The board letter to the Ministers points out there is "no public comprehensive socio-economic strategy developed for the remediation project." Of the more than $350 million in project work spent so far and the more than $1 billion spending in the coming 10 years, there is little prospect of local people getting jobs, contracts, or training. In its 2017 annual report, the Giant Mine Oversight Board pointed out that the federal government spent $40.3 million on work at Giant in 2016-2017, but only 23 per cent of the workers were from the Northwest Territories and only 4 per cent were Indigenous. The future does not look much better. Parsons Inc., a US-based multinational, was awarded a $32 million contract to be construction manager for the work at Giant for the next two years, and will likely go on to be the project manager following the proponent's completion of water licensing.

Urgent action is needed now, Mr. Speaker. The board points out that, with only two years before remediation work begins, "the timeframe for developing the socio-economic strategy is now." The letter calls for vision and leadership from the most senior levels of both governments.

The board has called this government to action. Our government needs to step up the pressure on the federal government to make sure the people who suffer Giant's legacy at least get some benefits from the planned remediation. I will have questions later today for the Minister of Environment and Natural Resources as the lead on Giant Mine for the GNWT. Mahsi, Mr. Speaker.

Giant Mine Remediation Socio-Economic Benefits
Members' Statements

Page 4111

The Speaker Jackson Lafferty

Masi. Members' statements. Member for Mackenzie Delta.

Mackenzie Delta Graduates
Members' Statements
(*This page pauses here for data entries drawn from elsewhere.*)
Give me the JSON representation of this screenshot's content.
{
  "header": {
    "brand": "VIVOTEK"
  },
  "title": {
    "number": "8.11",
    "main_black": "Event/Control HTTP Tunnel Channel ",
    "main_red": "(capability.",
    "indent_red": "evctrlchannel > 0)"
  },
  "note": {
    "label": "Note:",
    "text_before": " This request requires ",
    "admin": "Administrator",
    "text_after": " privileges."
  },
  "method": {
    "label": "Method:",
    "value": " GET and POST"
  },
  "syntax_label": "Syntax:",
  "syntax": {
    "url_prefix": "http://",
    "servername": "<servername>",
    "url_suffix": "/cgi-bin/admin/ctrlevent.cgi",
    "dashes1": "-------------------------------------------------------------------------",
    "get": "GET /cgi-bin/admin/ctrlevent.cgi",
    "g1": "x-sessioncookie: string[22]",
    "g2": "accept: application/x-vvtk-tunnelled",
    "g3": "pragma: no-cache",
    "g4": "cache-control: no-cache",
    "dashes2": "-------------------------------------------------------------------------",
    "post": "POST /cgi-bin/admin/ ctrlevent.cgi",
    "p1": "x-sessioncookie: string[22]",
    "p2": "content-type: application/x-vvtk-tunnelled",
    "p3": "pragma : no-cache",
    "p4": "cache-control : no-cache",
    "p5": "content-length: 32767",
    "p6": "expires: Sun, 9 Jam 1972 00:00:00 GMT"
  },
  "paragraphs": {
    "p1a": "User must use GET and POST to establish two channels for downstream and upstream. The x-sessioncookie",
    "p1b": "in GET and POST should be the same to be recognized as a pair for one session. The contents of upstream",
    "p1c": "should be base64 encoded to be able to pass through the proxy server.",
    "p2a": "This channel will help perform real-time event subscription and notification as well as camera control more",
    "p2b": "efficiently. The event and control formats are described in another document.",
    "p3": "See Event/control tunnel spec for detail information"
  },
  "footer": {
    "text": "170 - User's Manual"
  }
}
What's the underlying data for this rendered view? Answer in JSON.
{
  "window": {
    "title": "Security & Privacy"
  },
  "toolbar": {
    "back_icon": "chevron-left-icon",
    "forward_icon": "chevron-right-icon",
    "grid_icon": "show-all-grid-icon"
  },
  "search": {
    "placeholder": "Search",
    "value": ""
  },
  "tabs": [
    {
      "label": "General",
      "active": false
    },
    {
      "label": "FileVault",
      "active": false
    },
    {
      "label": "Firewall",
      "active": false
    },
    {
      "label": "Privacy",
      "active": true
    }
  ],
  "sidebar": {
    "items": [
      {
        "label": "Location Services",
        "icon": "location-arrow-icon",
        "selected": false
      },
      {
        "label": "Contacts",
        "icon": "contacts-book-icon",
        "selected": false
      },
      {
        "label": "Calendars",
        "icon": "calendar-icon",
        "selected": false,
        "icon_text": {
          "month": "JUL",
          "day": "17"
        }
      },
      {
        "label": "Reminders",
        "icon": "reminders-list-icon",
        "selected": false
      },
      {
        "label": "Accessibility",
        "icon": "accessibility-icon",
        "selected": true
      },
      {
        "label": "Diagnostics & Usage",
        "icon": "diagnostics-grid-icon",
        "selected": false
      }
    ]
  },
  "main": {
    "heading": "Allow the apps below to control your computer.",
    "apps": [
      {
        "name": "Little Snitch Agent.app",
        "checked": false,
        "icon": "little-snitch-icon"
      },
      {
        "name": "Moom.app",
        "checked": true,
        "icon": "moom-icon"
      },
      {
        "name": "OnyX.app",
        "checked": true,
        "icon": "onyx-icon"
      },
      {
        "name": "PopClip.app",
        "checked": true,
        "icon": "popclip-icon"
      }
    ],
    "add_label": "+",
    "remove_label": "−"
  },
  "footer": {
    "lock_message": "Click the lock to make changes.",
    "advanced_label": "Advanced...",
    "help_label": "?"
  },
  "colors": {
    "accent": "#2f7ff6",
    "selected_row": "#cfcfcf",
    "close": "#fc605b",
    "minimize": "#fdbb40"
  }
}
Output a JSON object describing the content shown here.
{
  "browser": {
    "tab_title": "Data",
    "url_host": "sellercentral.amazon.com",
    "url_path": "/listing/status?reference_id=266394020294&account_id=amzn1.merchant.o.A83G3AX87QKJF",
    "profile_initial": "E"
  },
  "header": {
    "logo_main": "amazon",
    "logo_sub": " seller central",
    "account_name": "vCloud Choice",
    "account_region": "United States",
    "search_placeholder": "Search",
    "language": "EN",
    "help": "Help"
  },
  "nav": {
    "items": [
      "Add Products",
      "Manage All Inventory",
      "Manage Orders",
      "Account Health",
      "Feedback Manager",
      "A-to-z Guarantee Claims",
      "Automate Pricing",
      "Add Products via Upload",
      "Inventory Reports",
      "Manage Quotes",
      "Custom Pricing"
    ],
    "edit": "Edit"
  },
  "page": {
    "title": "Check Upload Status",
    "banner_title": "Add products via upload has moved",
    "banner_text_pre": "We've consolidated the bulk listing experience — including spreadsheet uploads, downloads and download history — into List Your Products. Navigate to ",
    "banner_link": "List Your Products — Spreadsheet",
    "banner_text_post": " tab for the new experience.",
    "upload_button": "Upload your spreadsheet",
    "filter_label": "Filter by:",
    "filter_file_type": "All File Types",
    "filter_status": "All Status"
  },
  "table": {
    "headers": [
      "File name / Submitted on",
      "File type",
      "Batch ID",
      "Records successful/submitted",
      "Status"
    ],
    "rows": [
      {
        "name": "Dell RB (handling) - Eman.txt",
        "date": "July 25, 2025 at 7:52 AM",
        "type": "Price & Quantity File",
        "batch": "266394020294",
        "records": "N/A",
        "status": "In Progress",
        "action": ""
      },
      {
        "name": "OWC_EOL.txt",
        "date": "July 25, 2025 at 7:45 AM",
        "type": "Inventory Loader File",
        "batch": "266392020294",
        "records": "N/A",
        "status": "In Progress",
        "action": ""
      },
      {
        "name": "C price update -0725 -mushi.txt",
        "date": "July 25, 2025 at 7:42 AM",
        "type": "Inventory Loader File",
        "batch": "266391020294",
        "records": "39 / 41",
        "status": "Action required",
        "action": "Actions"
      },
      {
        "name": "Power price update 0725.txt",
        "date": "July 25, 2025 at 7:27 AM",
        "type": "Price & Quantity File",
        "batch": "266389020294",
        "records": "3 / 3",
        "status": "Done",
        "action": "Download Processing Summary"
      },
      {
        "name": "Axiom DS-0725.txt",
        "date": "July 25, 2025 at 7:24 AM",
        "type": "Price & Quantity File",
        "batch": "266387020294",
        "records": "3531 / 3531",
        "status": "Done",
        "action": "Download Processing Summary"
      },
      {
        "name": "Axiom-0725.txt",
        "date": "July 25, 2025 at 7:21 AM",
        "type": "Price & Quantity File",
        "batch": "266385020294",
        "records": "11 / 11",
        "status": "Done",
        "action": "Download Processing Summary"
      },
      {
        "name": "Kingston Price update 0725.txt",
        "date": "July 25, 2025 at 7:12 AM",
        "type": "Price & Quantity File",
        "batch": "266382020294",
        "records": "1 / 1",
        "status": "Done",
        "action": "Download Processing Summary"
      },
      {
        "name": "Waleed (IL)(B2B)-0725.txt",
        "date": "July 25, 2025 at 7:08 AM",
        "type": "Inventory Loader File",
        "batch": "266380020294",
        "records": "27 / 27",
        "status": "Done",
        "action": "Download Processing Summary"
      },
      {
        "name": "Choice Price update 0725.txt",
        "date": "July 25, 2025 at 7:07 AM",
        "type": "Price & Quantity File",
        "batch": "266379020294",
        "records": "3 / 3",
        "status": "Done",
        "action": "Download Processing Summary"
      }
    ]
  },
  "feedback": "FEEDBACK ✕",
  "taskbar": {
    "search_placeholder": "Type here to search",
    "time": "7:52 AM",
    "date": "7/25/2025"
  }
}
Page 4111

Frederick Blake Jr. Mackenzie Delta

Thank you, Mr. Speaker. Mr. Speaker, graduation is without a doubt a huge accomplishment to many students this time of year. Throughout every school, there is excitement in the halls, decorations going up, the students are excited, parents are proud, teachers are happy.

We have kinder grads, grade 6 grads, grade 9 rites of passage, high school graduation, not to mention college and university grads. We celebrate with our families and other families in our communities. Graduation is a special occasion, and we take every aim to congratulate our students any way we can.

Mr. Speaker, it takes teamwork to survive anywhere in life. Our students' teams consist of parents, teachers, friends, siblings, mentors. The list goes on, Mr. Speaker, but that does not mean teachings are done. Our students have a long way to go in life. Achieving this goal is a milestone to many, one that will stay with them forever.

Mr. Speaker, at this I would like to mention grade 12 graduates from the Mackenzie Delta riding; Amanda Andre-Niditchie, Darius Andre, Cassandra Paul, Dakota Whitbread, Raquel Blake, Keenan Francis, Judah Hanthorn, Janessa Blake, Richard Stewart, Brandon Firth, Tony Alexie, Dre Neyando, and Calvin Macdonald. Congratulations to each of you. We are all very proud of your accomplishments and wish you all the success in your future endeavours. Mahsi, Mr. Speaker.